Journal

The Journal of Membrane BiologySpringer Journals

Published: Jan 30, 2007

References

You’re reading a free preview. Subscribe to read the entire article.


DeepDyve is your
personal research library

It’s your single place to instantly
discover and read the research
that matters to you.

Enjoy affordable access to
over 18 million articles from more than
15,000 peer-reviewed journals.

All for just $49/month

Explore the DeepDyve Library

Search

Query the DeepDyve database, plus search all of PubMed and Google Scholar seamlessly

Organize

Save any article or search result from DeepDyve, PubMed, and Google Scholar... all in one place.

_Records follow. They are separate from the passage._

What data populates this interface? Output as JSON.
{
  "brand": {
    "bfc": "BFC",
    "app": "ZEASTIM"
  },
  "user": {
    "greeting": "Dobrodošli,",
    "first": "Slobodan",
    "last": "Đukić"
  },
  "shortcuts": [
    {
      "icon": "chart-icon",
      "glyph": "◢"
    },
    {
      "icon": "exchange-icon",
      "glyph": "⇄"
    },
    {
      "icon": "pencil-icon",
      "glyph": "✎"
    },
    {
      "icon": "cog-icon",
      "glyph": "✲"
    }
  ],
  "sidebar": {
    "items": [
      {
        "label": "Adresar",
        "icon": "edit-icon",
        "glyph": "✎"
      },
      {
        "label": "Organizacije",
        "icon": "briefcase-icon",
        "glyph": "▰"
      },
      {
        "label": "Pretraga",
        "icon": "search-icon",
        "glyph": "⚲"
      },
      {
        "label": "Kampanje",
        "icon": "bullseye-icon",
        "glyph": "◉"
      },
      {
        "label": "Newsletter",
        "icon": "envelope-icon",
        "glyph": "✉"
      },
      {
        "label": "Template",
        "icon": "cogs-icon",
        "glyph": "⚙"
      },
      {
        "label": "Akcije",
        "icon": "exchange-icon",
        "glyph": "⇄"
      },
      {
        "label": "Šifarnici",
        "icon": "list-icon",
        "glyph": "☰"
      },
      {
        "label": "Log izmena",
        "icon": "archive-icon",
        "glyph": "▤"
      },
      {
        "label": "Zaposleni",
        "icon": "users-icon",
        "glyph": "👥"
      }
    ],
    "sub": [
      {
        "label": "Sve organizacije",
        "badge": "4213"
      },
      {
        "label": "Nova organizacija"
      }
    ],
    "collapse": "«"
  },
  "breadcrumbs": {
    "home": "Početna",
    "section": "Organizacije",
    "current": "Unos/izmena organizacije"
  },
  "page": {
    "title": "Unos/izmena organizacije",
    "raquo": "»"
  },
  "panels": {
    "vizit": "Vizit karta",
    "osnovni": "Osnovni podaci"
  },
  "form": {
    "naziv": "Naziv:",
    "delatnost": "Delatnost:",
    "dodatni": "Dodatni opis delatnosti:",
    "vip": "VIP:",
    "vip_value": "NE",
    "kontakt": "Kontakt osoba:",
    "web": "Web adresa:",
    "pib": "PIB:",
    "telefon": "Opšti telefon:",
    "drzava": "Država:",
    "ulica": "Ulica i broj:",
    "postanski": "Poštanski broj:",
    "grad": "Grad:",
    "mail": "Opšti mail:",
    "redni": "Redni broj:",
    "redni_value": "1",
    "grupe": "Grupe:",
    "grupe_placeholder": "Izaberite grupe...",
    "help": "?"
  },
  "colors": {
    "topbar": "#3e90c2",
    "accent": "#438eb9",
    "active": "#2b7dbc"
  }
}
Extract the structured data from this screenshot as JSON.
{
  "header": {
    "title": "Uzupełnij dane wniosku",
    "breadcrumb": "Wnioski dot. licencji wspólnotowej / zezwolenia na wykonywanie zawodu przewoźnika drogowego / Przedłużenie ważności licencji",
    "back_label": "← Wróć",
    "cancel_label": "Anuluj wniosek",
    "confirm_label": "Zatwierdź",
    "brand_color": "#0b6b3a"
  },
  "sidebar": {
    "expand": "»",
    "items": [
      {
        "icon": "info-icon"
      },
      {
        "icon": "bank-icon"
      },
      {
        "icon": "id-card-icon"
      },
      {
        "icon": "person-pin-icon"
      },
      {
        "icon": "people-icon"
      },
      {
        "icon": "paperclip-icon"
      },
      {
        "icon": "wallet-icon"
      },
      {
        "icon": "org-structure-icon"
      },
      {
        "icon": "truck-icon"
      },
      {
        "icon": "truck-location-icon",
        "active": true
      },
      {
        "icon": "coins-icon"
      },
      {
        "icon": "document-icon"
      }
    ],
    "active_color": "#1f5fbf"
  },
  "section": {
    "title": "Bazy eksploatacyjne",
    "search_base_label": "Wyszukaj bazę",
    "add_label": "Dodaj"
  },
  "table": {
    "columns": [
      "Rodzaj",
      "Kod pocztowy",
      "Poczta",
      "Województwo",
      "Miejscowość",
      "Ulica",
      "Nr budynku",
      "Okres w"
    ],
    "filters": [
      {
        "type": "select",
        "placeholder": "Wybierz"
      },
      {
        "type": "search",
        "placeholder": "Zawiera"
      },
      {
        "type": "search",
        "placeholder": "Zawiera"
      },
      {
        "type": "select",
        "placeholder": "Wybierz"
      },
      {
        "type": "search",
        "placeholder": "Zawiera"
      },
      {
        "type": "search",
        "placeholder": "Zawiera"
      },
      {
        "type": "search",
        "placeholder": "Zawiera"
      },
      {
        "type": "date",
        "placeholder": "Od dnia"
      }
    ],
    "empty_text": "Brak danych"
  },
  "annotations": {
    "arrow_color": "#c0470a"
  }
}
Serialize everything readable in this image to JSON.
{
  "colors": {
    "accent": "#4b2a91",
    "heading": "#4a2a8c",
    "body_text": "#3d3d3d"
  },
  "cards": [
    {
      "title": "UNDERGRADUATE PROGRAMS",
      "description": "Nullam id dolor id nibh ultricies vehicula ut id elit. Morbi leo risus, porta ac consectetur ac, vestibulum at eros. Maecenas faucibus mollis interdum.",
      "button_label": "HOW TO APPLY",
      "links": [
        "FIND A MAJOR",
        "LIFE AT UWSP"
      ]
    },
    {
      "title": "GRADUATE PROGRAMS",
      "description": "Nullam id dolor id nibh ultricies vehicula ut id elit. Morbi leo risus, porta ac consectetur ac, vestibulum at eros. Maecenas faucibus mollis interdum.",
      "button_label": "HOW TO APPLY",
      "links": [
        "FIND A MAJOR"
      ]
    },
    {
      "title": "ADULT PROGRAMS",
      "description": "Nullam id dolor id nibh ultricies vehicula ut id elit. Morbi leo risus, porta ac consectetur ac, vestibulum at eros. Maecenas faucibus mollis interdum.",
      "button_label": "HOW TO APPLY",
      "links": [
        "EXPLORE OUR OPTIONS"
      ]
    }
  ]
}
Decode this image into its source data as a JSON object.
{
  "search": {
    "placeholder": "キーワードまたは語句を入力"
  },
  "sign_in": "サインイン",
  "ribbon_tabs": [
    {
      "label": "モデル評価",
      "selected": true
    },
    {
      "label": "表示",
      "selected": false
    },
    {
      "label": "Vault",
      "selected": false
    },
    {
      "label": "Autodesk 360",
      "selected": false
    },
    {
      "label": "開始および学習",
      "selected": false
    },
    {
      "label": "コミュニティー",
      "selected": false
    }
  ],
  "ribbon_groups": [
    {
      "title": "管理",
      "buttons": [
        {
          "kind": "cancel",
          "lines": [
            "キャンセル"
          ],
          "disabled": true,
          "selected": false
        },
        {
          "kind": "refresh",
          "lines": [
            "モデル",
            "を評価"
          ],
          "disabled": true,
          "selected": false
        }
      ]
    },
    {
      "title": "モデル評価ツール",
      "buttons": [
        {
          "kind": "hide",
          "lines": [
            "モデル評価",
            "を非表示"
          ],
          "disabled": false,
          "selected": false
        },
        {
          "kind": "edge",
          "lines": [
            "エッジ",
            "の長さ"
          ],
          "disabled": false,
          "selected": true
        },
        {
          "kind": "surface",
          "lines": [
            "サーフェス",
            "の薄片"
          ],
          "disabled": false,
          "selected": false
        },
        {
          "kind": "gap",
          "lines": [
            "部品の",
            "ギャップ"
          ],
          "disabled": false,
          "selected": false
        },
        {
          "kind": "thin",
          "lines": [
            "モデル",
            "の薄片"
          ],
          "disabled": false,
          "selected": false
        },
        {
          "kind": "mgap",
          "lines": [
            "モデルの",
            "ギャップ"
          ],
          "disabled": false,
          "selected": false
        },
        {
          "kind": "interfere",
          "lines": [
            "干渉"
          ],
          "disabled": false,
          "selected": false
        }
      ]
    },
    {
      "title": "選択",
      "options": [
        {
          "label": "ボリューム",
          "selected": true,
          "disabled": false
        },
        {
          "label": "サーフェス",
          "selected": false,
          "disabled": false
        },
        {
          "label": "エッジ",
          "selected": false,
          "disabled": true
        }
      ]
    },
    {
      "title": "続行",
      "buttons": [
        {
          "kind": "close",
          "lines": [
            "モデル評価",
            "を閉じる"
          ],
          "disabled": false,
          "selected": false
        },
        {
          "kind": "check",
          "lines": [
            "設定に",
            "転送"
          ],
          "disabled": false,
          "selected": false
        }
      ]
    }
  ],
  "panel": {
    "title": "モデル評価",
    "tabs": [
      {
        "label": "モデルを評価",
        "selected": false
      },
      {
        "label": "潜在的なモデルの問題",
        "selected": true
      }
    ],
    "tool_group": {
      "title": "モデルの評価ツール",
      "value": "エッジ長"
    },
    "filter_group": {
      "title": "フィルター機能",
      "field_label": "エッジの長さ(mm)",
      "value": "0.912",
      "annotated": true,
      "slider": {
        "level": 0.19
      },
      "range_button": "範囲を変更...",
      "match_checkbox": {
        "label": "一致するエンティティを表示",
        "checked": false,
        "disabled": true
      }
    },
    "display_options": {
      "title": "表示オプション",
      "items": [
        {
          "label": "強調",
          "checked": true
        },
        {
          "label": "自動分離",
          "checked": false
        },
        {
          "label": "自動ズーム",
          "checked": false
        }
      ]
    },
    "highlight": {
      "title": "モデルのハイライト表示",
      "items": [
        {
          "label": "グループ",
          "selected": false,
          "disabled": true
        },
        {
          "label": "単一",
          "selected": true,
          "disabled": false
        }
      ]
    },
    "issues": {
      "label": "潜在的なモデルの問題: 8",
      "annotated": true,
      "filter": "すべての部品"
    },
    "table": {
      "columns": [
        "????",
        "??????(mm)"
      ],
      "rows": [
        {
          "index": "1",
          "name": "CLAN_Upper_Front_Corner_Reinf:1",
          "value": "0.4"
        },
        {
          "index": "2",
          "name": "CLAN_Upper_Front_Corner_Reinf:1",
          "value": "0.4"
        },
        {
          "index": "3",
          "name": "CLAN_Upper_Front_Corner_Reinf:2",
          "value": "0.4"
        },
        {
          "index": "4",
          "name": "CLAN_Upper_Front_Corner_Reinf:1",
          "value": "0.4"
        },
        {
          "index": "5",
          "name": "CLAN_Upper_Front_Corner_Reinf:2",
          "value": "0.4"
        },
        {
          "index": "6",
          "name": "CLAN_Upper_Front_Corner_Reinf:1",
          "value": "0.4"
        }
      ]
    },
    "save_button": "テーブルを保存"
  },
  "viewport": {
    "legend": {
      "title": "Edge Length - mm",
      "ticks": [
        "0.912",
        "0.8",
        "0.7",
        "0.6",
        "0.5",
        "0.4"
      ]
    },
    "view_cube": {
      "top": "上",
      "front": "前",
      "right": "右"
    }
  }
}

Access

Get unlimited, online access to over 18 million full-text articles from more than 15,000 scientific journals.

Your journals are on DeepDyve

Read from thousands of the leading scholarly journals from SpringerNature, Elsevier, Wiley-Blackwell, Oxford University Press and more.

All the latest content is available, no embargo periods.

See the journals in your area

DeepDyve

Freelancer

DeepDyve

Pro

Price

FREE

$49/month
$360/year

Save searches from
Google Scholar,
PubMed

Create lists to
organize your research

Export lists, citations

Read DeepDyve articles

Abstract access only

Unlimited access to over
18 million full-text articles

Print

20 pages / month

PDF Discount

20% off